======== Supplied material

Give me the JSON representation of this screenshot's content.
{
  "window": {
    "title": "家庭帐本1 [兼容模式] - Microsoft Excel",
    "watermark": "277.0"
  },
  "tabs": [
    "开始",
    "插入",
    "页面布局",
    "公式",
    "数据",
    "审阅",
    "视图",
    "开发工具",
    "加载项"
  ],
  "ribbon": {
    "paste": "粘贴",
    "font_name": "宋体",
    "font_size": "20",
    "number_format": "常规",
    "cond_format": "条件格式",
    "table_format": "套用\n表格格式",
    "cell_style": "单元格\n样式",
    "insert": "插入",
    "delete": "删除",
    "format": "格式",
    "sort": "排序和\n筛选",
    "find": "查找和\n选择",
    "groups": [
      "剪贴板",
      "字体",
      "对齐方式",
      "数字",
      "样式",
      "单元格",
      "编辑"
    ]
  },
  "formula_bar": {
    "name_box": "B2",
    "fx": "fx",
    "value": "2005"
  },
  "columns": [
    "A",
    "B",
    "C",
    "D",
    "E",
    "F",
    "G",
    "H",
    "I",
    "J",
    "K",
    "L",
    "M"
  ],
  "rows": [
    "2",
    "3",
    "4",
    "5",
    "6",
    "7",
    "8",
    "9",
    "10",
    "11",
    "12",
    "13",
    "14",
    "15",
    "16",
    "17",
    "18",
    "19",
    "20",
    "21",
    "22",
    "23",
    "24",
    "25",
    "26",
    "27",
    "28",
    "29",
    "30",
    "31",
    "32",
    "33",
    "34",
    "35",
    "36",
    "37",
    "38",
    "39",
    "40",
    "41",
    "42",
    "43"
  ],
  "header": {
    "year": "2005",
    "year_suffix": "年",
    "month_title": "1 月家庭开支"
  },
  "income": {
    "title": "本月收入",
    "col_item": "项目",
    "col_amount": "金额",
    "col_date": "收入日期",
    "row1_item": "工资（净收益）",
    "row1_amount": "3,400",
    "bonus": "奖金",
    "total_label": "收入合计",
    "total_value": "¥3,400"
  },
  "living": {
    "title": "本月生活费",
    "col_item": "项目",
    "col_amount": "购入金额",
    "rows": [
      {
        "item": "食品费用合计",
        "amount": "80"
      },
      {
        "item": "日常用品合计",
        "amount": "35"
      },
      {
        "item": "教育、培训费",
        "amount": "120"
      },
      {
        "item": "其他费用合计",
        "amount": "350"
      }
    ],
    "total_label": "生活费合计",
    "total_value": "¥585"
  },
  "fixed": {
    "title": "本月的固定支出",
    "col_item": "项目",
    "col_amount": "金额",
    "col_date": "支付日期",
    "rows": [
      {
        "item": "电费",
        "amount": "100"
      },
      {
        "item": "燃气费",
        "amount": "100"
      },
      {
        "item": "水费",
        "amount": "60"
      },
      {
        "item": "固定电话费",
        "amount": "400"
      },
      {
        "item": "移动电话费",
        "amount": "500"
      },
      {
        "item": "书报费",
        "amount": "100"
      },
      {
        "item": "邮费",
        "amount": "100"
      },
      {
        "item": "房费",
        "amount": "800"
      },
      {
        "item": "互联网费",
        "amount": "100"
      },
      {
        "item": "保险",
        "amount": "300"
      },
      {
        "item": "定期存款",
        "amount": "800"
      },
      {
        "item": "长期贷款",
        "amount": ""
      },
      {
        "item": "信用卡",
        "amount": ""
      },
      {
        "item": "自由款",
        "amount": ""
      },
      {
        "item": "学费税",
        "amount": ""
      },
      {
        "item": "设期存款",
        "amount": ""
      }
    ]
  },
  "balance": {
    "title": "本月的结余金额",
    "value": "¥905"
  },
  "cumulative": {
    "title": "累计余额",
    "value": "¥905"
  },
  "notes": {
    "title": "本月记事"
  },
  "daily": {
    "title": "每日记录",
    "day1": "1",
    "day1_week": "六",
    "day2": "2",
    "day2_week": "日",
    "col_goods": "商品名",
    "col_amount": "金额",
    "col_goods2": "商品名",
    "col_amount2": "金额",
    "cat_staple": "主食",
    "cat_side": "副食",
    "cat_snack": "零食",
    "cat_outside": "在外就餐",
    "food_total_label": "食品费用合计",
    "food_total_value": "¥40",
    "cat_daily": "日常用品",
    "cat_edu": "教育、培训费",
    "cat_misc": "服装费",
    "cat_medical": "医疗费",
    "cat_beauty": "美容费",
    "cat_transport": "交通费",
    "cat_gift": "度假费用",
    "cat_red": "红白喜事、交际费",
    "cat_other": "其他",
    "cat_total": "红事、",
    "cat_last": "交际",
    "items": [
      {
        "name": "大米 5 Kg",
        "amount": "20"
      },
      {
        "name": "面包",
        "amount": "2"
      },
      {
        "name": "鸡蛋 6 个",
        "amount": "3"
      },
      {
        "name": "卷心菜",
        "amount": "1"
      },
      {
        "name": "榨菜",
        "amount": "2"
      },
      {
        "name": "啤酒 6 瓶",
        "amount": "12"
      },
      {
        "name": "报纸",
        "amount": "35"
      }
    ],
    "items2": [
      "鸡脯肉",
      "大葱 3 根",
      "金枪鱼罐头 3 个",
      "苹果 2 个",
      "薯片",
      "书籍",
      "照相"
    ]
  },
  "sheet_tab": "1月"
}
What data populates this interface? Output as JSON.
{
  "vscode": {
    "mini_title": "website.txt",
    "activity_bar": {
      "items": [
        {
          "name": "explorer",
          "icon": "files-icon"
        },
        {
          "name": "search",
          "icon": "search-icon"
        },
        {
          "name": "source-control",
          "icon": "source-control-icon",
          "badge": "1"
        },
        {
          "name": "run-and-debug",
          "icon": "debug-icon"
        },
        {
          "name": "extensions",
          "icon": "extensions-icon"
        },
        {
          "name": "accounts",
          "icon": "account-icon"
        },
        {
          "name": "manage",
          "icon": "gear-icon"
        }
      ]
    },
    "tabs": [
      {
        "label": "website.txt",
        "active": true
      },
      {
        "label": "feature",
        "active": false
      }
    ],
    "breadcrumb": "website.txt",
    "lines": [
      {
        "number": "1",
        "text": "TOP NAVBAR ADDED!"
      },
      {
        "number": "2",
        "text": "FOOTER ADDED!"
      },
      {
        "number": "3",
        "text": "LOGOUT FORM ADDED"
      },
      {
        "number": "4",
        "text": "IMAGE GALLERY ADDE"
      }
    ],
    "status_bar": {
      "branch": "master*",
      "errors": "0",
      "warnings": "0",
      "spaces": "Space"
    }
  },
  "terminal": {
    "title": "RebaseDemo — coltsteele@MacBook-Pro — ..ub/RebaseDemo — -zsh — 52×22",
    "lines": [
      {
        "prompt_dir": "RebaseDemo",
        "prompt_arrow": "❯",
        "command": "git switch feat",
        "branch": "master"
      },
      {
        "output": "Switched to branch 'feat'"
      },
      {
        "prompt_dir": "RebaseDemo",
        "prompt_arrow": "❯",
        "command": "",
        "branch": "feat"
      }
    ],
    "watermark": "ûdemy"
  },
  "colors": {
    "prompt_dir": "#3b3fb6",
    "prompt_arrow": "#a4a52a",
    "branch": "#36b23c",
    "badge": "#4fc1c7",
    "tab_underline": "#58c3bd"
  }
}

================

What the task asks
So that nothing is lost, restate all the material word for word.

Solved problem
Give me the JSON representation of this screenshot's content.
{
  "window": {
    "title": "家庭帐本1 [兼容模式] - Microsoft Excel",
    "watermark": "277.0"
  },
  "tabs": [
    "开始",
    "插入",
    "页面布局",
    "公式",
    "数据",
    "审阅",
    "视图",
    "开发工具",
    "加载项"
  ],
  "ribbon": {
    "paste": "粘贴",
    "font_name": "宋体",
    "font_size": "20",
    "number_format": "常规",
    "cond_format": "条件格式",
    "table_format": "套用\n表格格式",
    "cell_style": "单元格\n样式",
    "insert": "插入",
    "delete": "删除",
    "format": "格式",
    "sort": "排序和\n筛选",
    "find": "查找和\n选择",
    "groups": [
      "剪贴板",
      "字体",
      "对齐方式",
      "数字",
      "样式",
      "单元格",
      "编辑"
    ]
  },
  "formula_bar": {
    "name_box": "B2",
    "fx": "fx",
    "value": "2005"
  },
  "columns": [
    "A",
    "B",
    "C",
    "D",
    "E",
    "F",
    "G",
    "H",
    "I",
    "J",
    "K",
    "L",
    "M"
  ],
  "rows": [
    "2",
    "3",
    "4",
    "5",
    "6",
    "7",
    "8",
    "9",
    "10",
    "11",
    "12",
    "13",
    "14",
    "15",
    "16",
    "17",
    "18",
    "19",
    "20",
    "21",
    "22",
    "23",
    "24",
    "25",
    "26",
    "27",
    "28",
    "29",
    "30",
    "31",
    "32",
    "33",
    "34",
    "35",
    "36",
    "37",
    "38",
    "39",
    "40",
    "41",
    "42",
    "43"
  ],
  "header": {
    "year": "2005",
    "year_suffix": "年",
    "month_title": "1 月家庭开支"
  },
  "income": {
    "title": "本月收入",
    "col_item": "项目",
    "col_amount": "金额",
    "col_date": "收入日期",
    "row1_item": "工资（净收益）",
    "row1_amount": "3,400",
    "bonus": "奖金",
    "total_label": "收入合计",
    "total_value": "¥3,400"
  },
  "living": {
    "title": "本月生活费",
    "col_item": "项目",
    "col_amount": "购入金额",
    "rows": [
      {
        "item": "食品费用合计",
        "amount": "80"
      },
      {
        "item": "日常用品合计",
        "amount": "35"
      },
      {
        "item": "教育、培训费",
        "amount": "120"
      },
      {
        "item": "其他费用合计",
        "amount": "350"
      }
    ],
    "total_label": "生活费合计",
    "total_value": "¥585"
  },
  "fixed": {
    "title": "本月的固定支出",
    "col_item": "项目",
    "col_amount": "金额",
    "col_date": "支付日期",
    "rows": [
      {
        "item": "电费",
        "amount": "100"
      },
      {
        "item": "燃气费",
        "amount": "100"
      },
      {
        "item": "水费",
        "amount": "60"
      },
      {
        "item": "固定电话费",
        "amount": "400"
      },
      {
        "item": "移动电话费",
        "amount": "500"
      },
      {
        "item": "书报费",
        "amount": "100"
      },
      {
        "item": "邮费",
        "amount": "100"
      },
      {
        "item": "房费",
        "amount": "800"
      },
      {
        "item": "互联网费",
        "amount": "100"
      },
      {
        "item": "保险",
        "amount": "300"
      },
      {
        "item": "定期存款",
        "amount": "800"
      },
      {
        "item": "长期贷款",
        "amount": ""
      },
      {
        "item": "信用卡",
        "amount": ""
      },
      {
        "item": "自由款",
        "amount": ""
      },
      {
        "item": "学费税",
        "amount": ""
      },
      {
        "item": "设期存款",
        "amount": ""
      }
    ]
  },
  "balance": {
    "title": "本月的结余金额",
    "value": "¥905"
  },
  "cumulative": {
    "title": "累计余额",
    "value": "¥905"
  },
  "notes": {
    "title": "本月记事"
  },
  "daily": {
    "title": "每日记录",
    "day1": "1",
    "day1_week": "六",
    "day2": "2",
    "day2_week": "日",
    "col_goods": "商品名",
    "col_amount": "金额",
    "col_goods2": "商品名",
    "col_amount2": "金额",
    "cat_staple": "主食",
    "cat_side": "副食",
    "cat_snack": "零食",
    "cat_outside": "在外就餐",
    "food_total_label": "食品费用合计",
    "food_total_value": "¥40",
    "cat_daily": "日常用品",
    "cat_edu": "教育、培训费",
    "cat_misc": "服装费",
    "cat_medical": "医疗费",
    "cat_beauty": "美容费",
    "cat_transport": "交通费",
    "cat_gift": "度假费用",
    "cat_red": "红白喜事、交际费",
    "cat_other": "其他",
    "cat_total": "红事、",
    "cat_last": "交际",
    "items": [
      {
        "name": "大米 5 Kg",
        "amount": "20"
      },
      {
        "name": "面包",
        "amount": "2"
      },
      {
        "name": "鸡蛋 6 个",
        "amount": "3"
      },
      {
        "name": "卷心菜",
        "amount": "1"
      },
      {
        "name": "榨菜",
        "amount": "2"
      },
      {
        "name": "啤酒 6 瓶",
        "amount": "12"
      },
      {
        "name": "报纸",
        "amount": "35"
      }
    ],
    "items2": [
      "鸡脯肉",
      "大葱 3 根",
      "金枪鱼罐头 3 个",
      "苹果 2 个",
      "薯片",
      "书籍",
      "照相"
    ]
  },
  "sheet_tab": "1月"
}
What data populates this interface? Output as JSON.
{
  "vscode": {
    "mini_title": "website.txt",
    "activity_bar": {
      "items": [
        {
          "name": "explorer",
          "icon": "files-icon"
        },
        {
          "name": "search",
          "icon": "search-icon"
        },
        {
          "name": "source-control",
          "icon": "source-control-icon",
          "badge": "1"
        },
        {
          "name": "run-and-debug",
          "icon": "debug-icon"
        },
        {
          "name": "extensions",
          "icon": "extensions-icon"
        },
        {
          "name": "accounts",
          "icon": "account-icon"
        },
        {
          "name": "manage",
          "icon": "gear-icon"
        }
      ]
    },
    "tabs": [
      {
        "label": "website.txt",
        "active": true
      },
      {
        "label": "feature",
        "active": false
      }
    ],
    "breadcrumb": "website.txt",
    "lines": [
      {
        "number": "1",
        "text": "TOP NAVBAR ADDED!"
      },
      {
        "number": "2",
        "text": "FOOTER ADDED!"
      },
      {
        "number": "3",
        "text": "LOGOUT FORM ADDED"
      },
      {
        "number": "4",
        "text": "IMAGE GALLERY ADDE"
      }
    ],
    "status_bar": {
      "branch": "master*",
      "errors": "0",
      "warnings": "0",
      "spaces": "Space"
    }
  },
  "terminal": {
    "title": "RebaseDemo — coltsteele@MacBook-Pro — ..ub/RebaseDemo — -zsh — 52×22",
    "lines": [
      {
        "prompt_dir": "RebaseDemo",
        "prompt_arrow": "❯",
        "command": "git switch feat",
        "branch": "master"
      },
      {
        "output": "Switched to branch 'feat'"
      },
      {
        "prompt_dir": "RebaseDemo",
        "prompt_arrow": "❯",
        "command": "",
        "branch": "feat"
      }
    ],
    "watermark": "ûdemy"
  },
  "colors": {
    "prompt_dir": "#3b3fb6",
    "prompt_arrow": "#a4a52a",
    "branch": "#36b23c",
    "badge": "#4fc1c7",
    "tab_underline": "#58c3bd"
  }
}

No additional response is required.